Using your sleeping pad in the bush
“If you can't sleep, then get up and do something instead of lying there worrying. It's the worry that gets you, not the lack of sleep.” Dale Carnegie
In the bush, treat your sleeping pad gently. Avoid using it on sharp surfaces, always put a groundsheet down first. Choose the smoothest surface to camp on, and remove surface rocks or sticks that may cause damage to the pad.
Expect your sleeping pad to get a bit dirty in the bush – this is something you can deal with at home. However, there are a few things worth cleaning up immediately if they are spilt on a sleeping pad: insect repellent with DEET can damage material, and sap from trees can stick to material and be hard to remove. Wash off with a cloth soaked in water. If the sap is hard to remove, consider using alcohol wipes from first aid kit.
When setting up your sleeping pad, over inflate it slightly. Then when you lay down, you can release a bit of air until it feels super comfortable. Roll on your side and make sure your hip is not pressing against the ground.
Repairs in the field
Finding a leak in the field can be disheartening, to say the least, but if you carry a patch repair kit, it’s usually fairly straightforward to repair. Remember, the job done in the field doesn’t have to be the final one, it’s merely a way to get the gear to last until the end of the trip. Even if you don’t have specific patches for a sleeping pad, you may find that improvising a patch with tape or bandages from your first aid kit is good enough to make the gear last the remainder of the trip, and you can do a more thorough repair at home.
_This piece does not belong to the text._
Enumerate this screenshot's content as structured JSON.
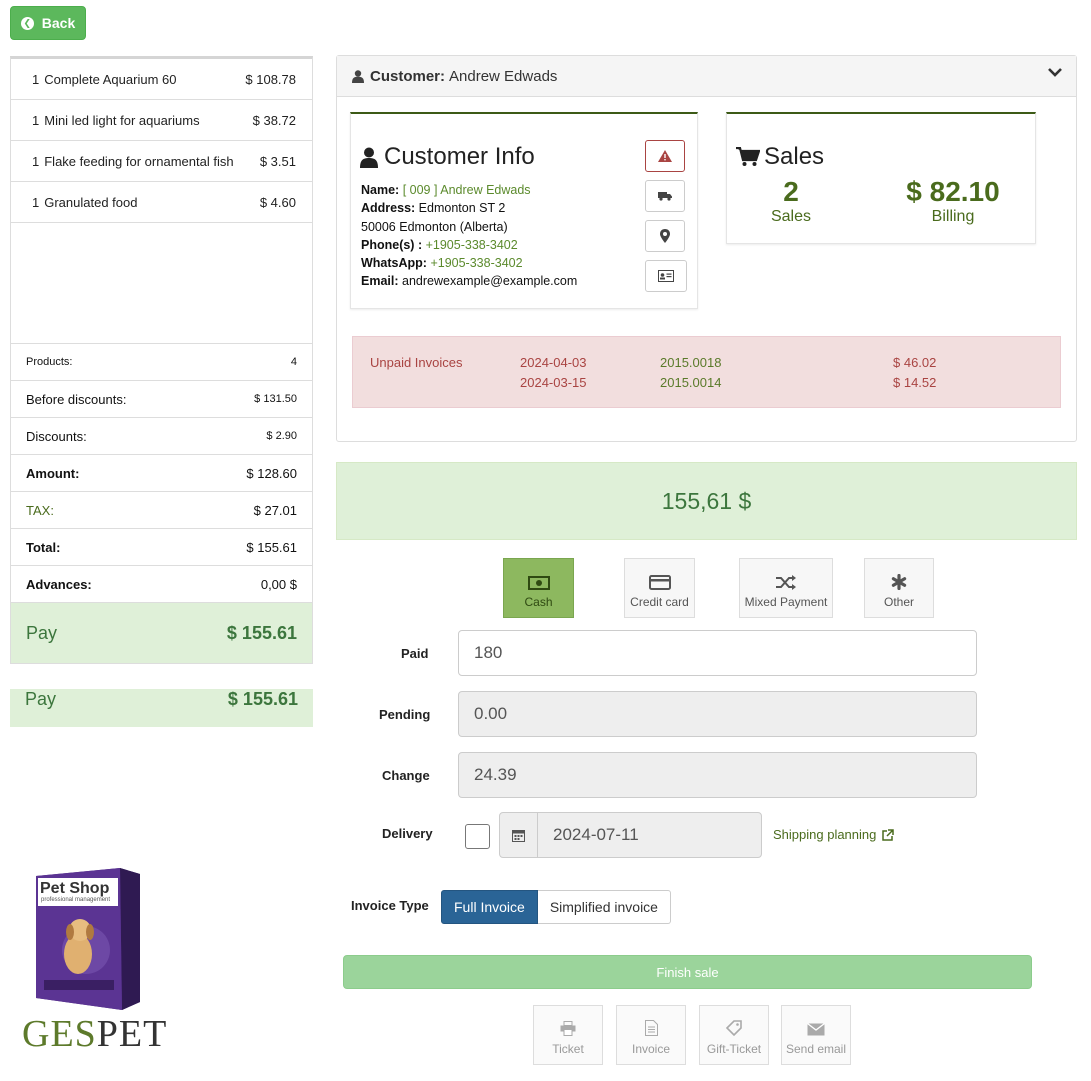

The first thing is to find the leak. Sometimes this is easy as you can hear the air leak or see a hole. Other times, this can be much harder, especially if there is a tiny hole or a really slow leak. In these cases, it works well to use water to identify the leak (for details, see Sleeping Pad: Care and maintenance). However, you need to make a judgement here: is it worth getting your sleeping pad wet? Are you able to dry it adequately before doing the repair and subsequently using it? If not, given that you have a slow leak, you may be better off just accepting the fact that the pad will leak a little over the course of the evening, and you need to re-inflate it during the night. This is usually the better option than sleeping on a semi-wet pad, with an improper repair job that only needs to be redone again and again. However, if you have good sun and warm conditions, and you can dry out the pad, then locating the hole by immersing the pad in water is helpful.
After finding the leak, use an alcohol-based wipe from a first aid kit to clean the area. Then follow the instructions on the patch and glue. Some adhesives need time to dry before applying the patch (this is called curing), while others don’t need a patch at all. In general, make sure that the patch covers at least 1 cm surrounding the hole, but follow specific instructions by the manufacturer.